RECORDS TO PROCESS START

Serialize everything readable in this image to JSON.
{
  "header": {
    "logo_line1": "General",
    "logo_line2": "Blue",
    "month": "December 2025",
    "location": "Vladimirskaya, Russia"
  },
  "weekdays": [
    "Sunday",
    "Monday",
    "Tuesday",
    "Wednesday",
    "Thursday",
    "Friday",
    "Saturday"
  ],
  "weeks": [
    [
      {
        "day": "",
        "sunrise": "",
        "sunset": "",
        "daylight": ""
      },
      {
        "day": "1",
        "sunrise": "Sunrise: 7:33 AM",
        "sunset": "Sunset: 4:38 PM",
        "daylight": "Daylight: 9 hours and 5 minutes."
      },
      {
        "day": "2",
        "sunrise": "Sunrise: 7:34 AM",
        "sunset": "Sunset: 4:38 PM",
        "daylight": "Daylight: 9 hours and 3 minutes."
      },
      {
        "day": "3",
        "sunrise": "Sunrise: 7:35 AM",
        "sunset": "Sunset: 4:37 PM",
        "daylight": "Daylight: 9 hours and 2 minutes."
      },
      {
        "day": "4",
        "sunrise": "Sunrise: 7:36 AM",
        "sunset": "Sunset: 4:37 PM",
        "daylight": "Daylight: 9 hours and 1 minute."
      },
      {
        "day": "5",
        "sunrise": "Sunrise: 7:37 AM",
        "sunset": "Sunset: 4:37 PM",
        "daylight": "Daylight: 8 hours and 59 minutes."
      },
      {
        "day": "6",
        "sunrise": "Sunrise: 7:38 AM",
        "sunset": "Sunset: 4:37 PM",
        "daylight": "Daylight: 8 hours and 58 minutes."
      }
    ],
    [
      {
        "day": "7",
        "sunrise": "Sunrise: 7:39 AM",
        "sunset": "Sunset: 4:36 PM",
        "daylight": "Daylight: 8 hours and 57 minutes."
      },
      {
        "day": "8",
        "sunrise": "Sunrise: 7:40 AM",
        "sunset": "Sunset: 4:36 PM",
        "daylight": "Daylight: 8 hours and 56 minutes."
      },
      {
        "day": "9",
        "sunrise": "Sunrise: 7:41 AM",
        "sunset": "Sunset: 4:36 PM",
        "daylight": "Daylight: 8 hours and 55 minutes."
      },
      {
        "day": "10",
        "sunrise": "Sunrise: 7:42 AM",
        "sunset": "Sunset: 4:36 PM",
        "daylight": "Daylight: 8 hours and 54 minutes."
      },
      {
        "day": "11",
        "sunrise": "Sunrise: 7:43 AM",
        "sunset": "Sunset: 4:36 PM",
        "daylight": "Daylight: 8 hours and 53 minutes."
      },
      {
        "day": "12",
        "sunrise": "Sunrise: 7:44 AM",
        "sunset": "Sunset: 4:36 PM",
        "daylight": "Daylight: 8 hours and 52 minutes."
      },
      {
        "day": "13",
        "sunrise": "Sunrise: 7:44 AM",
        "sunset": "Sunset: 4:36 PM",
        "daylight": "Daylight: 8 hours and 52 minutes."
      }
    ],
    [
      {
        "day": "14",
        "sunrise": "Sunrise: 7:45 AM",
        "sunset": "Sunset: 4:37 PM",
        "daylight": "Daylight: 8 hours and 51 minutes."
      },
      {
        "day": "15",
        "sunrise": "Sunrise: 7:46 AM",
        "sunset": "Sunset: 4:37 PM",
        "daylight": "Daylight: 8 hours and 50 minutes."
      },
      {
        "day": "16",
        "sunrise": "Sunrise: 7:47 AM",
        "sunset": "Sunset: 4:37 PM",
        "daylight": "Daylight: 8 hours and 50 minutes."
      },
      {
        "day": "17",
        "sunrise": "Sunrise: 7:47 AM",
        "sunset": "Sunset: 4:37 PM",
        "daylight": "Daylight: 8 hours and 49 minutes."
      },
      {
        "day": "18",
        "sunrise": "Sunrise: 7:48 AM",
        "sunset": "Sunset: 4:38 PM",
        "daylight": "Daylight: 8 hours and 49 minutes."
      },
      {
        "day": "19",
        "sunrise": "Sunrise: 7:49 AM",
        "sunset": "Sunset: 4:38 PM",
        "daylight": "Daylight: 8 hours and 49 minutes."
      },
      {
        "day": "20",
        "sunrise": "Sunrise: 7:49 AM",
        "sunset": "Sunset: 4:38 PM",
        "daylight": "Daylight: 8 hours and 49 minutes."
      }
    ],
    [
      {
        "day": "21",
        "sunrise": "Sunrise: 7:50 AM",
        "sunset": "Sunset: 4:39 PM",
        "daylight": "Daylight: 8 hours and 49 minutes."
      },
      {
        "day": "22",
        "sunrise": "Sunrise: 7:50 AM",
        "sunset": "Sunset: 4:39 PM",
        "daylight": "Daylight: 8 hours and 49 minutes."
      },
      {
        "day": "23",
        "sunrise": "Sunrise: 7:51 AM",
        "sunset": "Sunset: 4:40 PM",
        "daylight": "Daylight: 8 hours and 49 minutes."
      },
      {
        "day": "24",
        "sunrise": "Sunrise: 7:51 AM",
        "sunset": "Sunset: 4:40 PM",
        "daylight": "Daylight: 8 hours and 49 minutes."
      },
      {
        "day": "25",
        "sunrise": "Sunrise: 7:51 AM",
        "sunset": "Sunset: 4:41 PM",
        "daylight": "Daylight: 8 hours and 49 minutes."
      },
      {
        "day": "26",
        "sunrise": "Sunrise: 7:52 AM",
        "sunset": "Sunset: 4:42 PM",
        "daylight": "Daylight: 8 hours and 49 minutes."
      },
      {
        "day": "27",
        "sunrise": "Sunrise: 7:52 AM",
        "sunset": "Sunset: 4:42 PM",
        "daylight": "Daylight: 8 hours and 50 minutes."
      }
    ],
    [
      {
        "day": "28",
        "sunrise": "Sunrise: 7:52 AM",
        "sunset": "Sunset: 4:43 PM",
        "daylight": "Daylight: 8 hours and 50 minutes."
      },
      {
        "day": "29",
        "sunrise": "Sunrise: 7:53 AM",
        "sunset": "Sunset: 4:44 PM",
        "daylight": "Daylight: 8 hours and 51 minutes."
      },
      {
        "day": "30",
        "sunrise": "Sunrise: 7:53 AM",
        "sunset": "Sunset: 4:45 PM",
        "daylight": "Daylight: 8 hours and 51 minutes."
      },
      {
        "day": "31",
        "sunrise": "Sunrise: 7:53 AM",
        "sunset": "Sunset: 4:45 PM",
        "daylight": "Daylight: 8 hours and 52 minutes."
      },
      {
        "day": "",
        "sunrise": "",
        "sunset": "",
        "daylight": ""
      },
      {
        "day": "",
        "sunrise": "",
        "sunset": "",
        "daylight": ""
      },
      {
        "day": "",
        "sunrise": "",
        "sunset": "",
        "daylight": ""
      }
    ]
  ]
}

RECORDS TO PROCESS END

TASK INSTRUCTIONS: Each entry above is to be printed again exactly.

EXERCISE ANSWER:
Serialize everything readable in this image to JSON.
{
  "header": {
    "logo_line1": "General",
    "logo_line2": "Blue",
    "month": "December 2025",
    "location": "Vladimirskaya, Russia"
  },
  "weekdays": [
    "Sunday",
    "Monday",
    "Tuesday",
    "Wednesday",
    "Thursday",
    "Friday",
    "Saturday"
  ],
  "weeks": [
    [
      {
        "day": "",
        "sunrise": "",
        "sunset": "",
        "daylight": ""
      },
      {
        "day": "1",
        "sunrise": "Sunrise: 7:33 AM",
        "sunset": "Sunset: 4:38 PM",
        "daylight": "Daylight: 9 hours and 5 minutes."
      },
      {
        "day": "2",
        "sunrise": "Sunrise: 7:34 AM",
        "sunset": "Sunset: 4:38 PM",
        "daylight": "Daylight: 9 hours and 3 minutes."
      },
      {
        "day": "3",
        "sunrise": "Sunrise: 7:35 AM",
        "sunset": "Sunset: 4:37 PM",
        "daylight": "Daylight: 9 hours and 2 minutes."
      },
      {
        "day": "4",
        "sunrise": "Sunrise: 7:36 AM",
        "sunset": "Sunset: 4:37 PM",
        "daylight": "Daylight: 9 hours and 1 minute."
      },
      {
        "day": "5",
        "sunrise": "Sunrise: 7:37 AM",
        "sunset": "Sunset: 4:37 PM",
        "daylight": "Daylight: 8 hours and 59 minutes."
      },
      {
        "day": "6",
        "sunrise": "Sunrise: 7:38 AM",
        "sunset": "Sunset: 4:37 PM",
        "daylight": "Daylight: 8 hours and 58 minutes."
      }
    ],
    [
      {
        "day": "7",
        "sunrise": "Sunrise: 7:39 AM",
        "sunset": "Sunset: 4:36 PM",
        "daylight": "Daylight: 8 hours and 57 minutes."
      },
      {
        "day": "8",
        "sunrise": "Sunrise: 7:40 AM",
        "sunset": "Sunset: 4:36 PM",
        "daylight": "Daylight: 8 hours and 56 minutes."
      },
      {
        "day": "9",
        "sunrise": "Sunrise: 7:41 AM",
        "sunset": "Sunset: 4:36 PM",
        "daylight": "Daylight: 8 hours and 55 minutes."
      },
      {
        "day": "10",
        "sunrise": "Sunrise: 7:42 AM",
        "sunset": "Sunset: 4:36 PM",
        "daylight": "Daylight: 8 hours and 54 minutes."
      },
      {
        "day": "11",
        "sunrise": "Sunrise: 7:43 AM",
        "sunset": "Sunset: 4:36 PM",
        "daylight": "Daylight: 8 hours and 53 minutes."
      },
      {
        "day": "12",
        "sunrise": "Sunrise: 7:44 AM",
        "sunset": "Sunset: 4:36 PM",
        "daylight": "Daylight: 8 hours and 52 minutes."
      },
      {
        "day": "13",
        "sunrise": "Sunrise: 7:44 AM",
        "sunset": "Sunset: 4:36 PM",
        "daylight": "Daylight: 8 hours and 52 minutes."
      }
    ],
    [
      {
        "day": "14",
        "sunrise": "Sunrise: 7:45 AM",
        "sunset": "Sunset: 4:37 PM",
        "daylight": "Daylight: 8 hours and 51 minutes."
      },
      {
        "day": "15",
        "sunrise": "Sunrise: 7:46 AM",
        "sunset": "Sunset: 4:37 PM",
        "daylight": "Daylight: 8 hours and 50 minutes."
      },
      {
        "day": "16",
        "sunrise": "Sunrise: 7:47 AM",
        "sunset": "Sunset: 4:37 PM",
        "daylight": "Daylight: 8 hours and 50 minutes."
      },
      {
        "day": "17",
        "sunrise": "Sunrise: 7:47 AM",
        "sunset": "Sunset: 4:37 PM",
        "daylight": "Daylight: 8 hours and 49 minutes."
      },
      {
        "day": "18",
        "sunrise": "Sunrise: 7:48 AM",
        "sunset": "Sunset: 4:38 PM",
        "daylight": "Daylight: 8 hours and 49 minutes."
      },
      {
        "day": "19",
        "sunrise": "Sunrise: 7:49 AM",
        "sunset": "Sunset: 4:38 PM",
        "daylight": "Daylight: 8 hours and 49 minutes."
      },
      {
        "day": "20",
        "sunrise": "Sunrise: 7:49 AM",
        "sunset": "Sunset: 4:38 PM",
        "daylight": "Daylight: 8 hours and 49 minutes."
      }
    ],
    [
      {
        "day": "21",
        "sunrise": "Sunrise: 7:50 AM",
        "sunset": "Sunset: 4:39 PM",
        "daylight": "Daylight: 8 hours and 49 minutes."
      },
      {
        "day": "22",
        "sunrise": "Sunrise: 7:50 AM",
        "sunset": "Sunset: 4:39 PM",
        "daylight": "Daylight: 8 hours and 49 minutes."
      },
      {
        "day": "23",
        "sunrise": "Sunrise: 7:51 AM",
        "sunset": "Sunset: 4:40 PM",
        "daylight": "Daylight: 8 hours and 49 minutes."
      },
      {
        "day": "24",
        "sunrise": "Sunrise: 7:51 AM",
        "sunset": "Sunset: 4:40 PM",
        "daylight": "Daylight: 8 hours and 49 minutes."
      },
      {
        "day": "25",
        "sunrise": "Sunrise: 7:51 AM",
        "sunset": "Sunset: 4:41 PM",
        "daylight": "Daylight: 8 hours and 49 minutes."
      },
      {
        "day": "26",
        "sunrise": "Sunrise: 7:52 AM",
        "sunset": "Sunset: 4:42 PM",
        "daylight": "Daylight: 8 hours and 49 minutes."
      },
      {
        "day": "27",
        "sunrise": "Sunrise: 7:52 AM",
        "sunset": "Sunset: 4:42 PM",
        "daylight": "Daylight: 8 hours and 50 minutes."
      }
    ],
    [
      {
        "day": "28",
        "sunrise": "Sunrise: 7:52 AM",
        "sunset": "Sunset: 4:43 PM",
        "daylight": "Daylight: 8 hours and 50 minutes."
      },
      {
        "day": "29",
        "sunrise": "Sunrise: 7:53 AM",
        "sunset": "Sunset: 4:44 PM",
        "daylight": "Daylight: 8 hours and 51 minutes."
      },
      {
        "day": "30",
        "sunrise": "Sunrise: 7:53 AM",
        "sunset": "Sunset: 4:45 PM",
        "daylight": "Daylight: 8 hours and 51 minutes."
      },
      {
        "day": "31",
        "sunrise": "Sunrise: 7:53 AM",
        "sunset": "Sunset: 4:45 PM",
        "daylight": "Daylight: 8 hours and 52 minutes."
      },
      {
        "day": "",
        "sunrise": "",
        "sunset": "",
        "daylight": ""
      },
      {
        "day": "",
        "sunrise": "",
        "sunset": "",
        "daylight": ""
      },
      {
        "day": "",
        "sunrise": "",
        "sunset": "",
        "daylight": ""
      }
    ]
  ]
}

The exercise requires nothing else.